As such, you don’t have to worry about being stuck with a “bad” perfume even if you’re a complete beginner. You can always try again (Scentopia charges $5 a cup from the third sample onwards though), and call upon the expertise of Scentopia’s staff for assistance. I certainly relied on Mrs. Prachi’s experience when consolidating my 10 scents.
All that was left was the actual making of the perfume, which the staff performs in front of the participants. The eventual bottle is a big one too – 100ml of EDP concentration, so you’re getting bang for your buck (in comparison, most other local perfume workshops only provide 25ml bottles).
Conclusion – so Scentopia “shiok” or not?
Definitely so. Firstly, Scentopia is a unique proposition in itself – I can’t think of any other scent attractions in Singapore, much less one in a tourist destination such as Sentosa. Secondly, the perfume workshop process was fun and engaging, with a very different concept as compared to the other local perfume workshops in Singapore. Thirdly, Scentopia also has features such as AR exhibits that make it a great family activity to do with kids as well. That being said, hardcore enthusiasts may feel a tad disappointed as Scentopia doesn’t state the specific scent ingredients that go into each stick, and simply classify them into broad families (fresh, woody, etc). If you’re someone who’s very specific and particular about what goes into your perfumes, then opt for some of the other local perfume workshops. But if you’re simply looking for an entertaining date idea or an interesting family outing, or are simply a casual perfume user looking to get into the world of perfumery, then I’ll recommend giving Scentopia a try.

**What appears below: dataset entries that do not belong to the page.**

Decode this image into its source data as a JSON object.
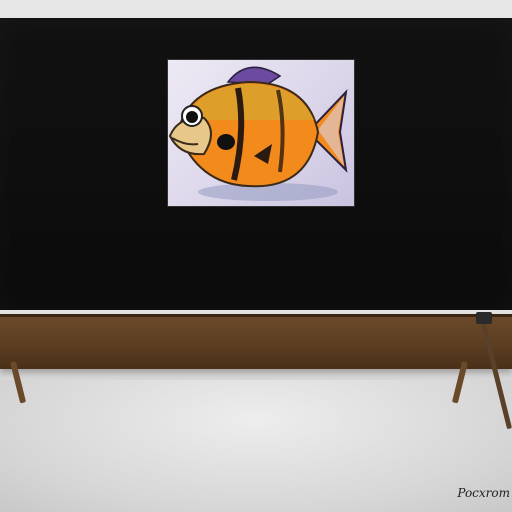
{
  "image": {
    "subject": "television",
    "artwork_subject": "fish"
  },
  "watermark": {
    "text": "Pocxrom"
  },
  "colors": {
    "screen": "#0e0e0e",
    "console_wood": "#5a3c20",
    "fish_body": "#f28a1c",
    "fish_fin": "#6b4aa0"
  }
}
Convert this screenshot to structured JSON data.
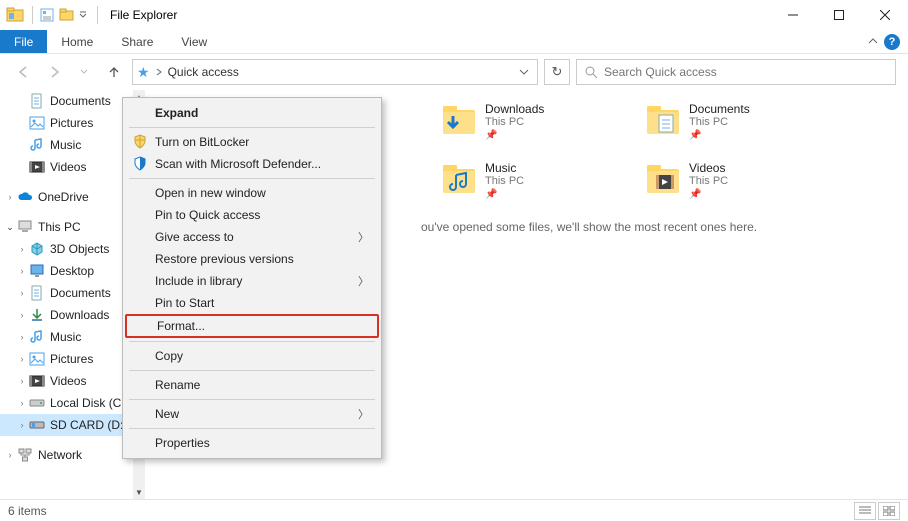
{
  "titlebar": {
    "title": "File Explorer"
  },
  "ribbon": {
    "file": "File",
    "tabs": [
      "Home",
      "Share",
      "View"
    ]
  },
  "address": {
    "location": "Quick access"
  },
  "search": {
    "placeholder": "Search Quick access"
  },
  "tree": {
    "qa": [
      {
        "label": "Documents",
        "icon": "doc"
      },
      {
        "label": "Pictures",
        "icon": "pic"
      },
      {
        "label": "Music",
        "icon": "music"
      },
      {
        "label": "Videos",
        "icon": "video"
      }
    ],
    "onedrive": "OneDrive",
    "thispc": "This PC",
    "pc": [
      {
        "label": "3D Objects",
        "icon": "3d"
      },
      {
        "label": "Desktop",
        "icon": "desktop"
      },
      {
        "label": "Documents",
        "icon": "doc"
      },
      {
        "label": "Downloads",
        "icon": "down"
      },
      {
        "label": "Music",
        "icon": "music"
      },
      {
        "label": "Pictures",
        "icon": "pic"
      },
      {
        "label": "Videos",
        "icon": "video"
      },
      {
        "label": "Local Disk (C:)",
        "icon": "disk"
      },
      {
        "label": "SD CARD (D:)",
        "icon": "sd"
      }
    ],
    "network": "Network"
  },
  "frequent": [
    {
      "name": "Downloads",
      "sub": "This PC",
      "icon": "down"
    },
    {
      "name": "Documents",
      "sub": "This PC",
      "icon": "doc"
    },
    {
      "name": "Music",
      "sub": "This PC",
      "icon": "music"
    },
    {
      "name": "Videos",
      "sub": "This PC",
      "icon": "video"
    }
  ],
  "hint": "ou've opened some files, we'll show the most recent ones here.",
  "context_menu": {
    "items": [
      {
        "label": "Expand",
        "bold": true
      },
      {
        "sep": true
      },
      {
        "label": "Turn on BitLocker",
        "icon": "shield"
      },
      {
        "label": "Scan with Microsoft Defender...",
        "icon": "defender"
      },
      {
        "sep": true
      },
      {
        "label": "Open in new window"
      },
      {
        "label": "Pin to Quick access"
      },
      {
        "label": "Give access to",
        "submenu": true
      },
      {
        "label": "Restore previous versions"
      },
      {
        "label": "Include in library",
        "submenu": true
      },
      {
        "label": "Pin to Start"
      },
      {
        "label": "Format...",
        "highlight": true
      },
      {
        "sep": true
      },
      {
        "label": "Copy"
      },
      {
        "sep": true
      },
      {
        "label": "Rename"
      },
      {
        "sep": true
      },
      {
        "label": "New",
        "submenu": true
      },
      {
        "sep": true
      },
      {
        "label": "Properties"
      }
    ]
  },
  "status": {
    "items": "6 items"
  }
}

For those interested in booking a perfume workshop at Scentopia, you can use the promo code “WAHSOSHIOK” to enjoy 10% off on Scentopia’s website. After the discount, a perfume workshop would cost just $112.50, making it value for money given that you receive a 100ml perfume bottle to take home afterwards. It’s also relatively affordable considering its location in Sentosa. You even get a nice sunset view – what’s not to like?
Book Scentopia’s perfume workshop here.
P.S Do check out the new “Discounts!” page for exclusive discounts for Wah so Shiok readers! More brands will be added very soon – stay tuned!
P.P.P.S Shiok is a common word Singaporeans use to express admiration or approval. As of 2016, you can find the definition of the word in the Oxford English Dictionary.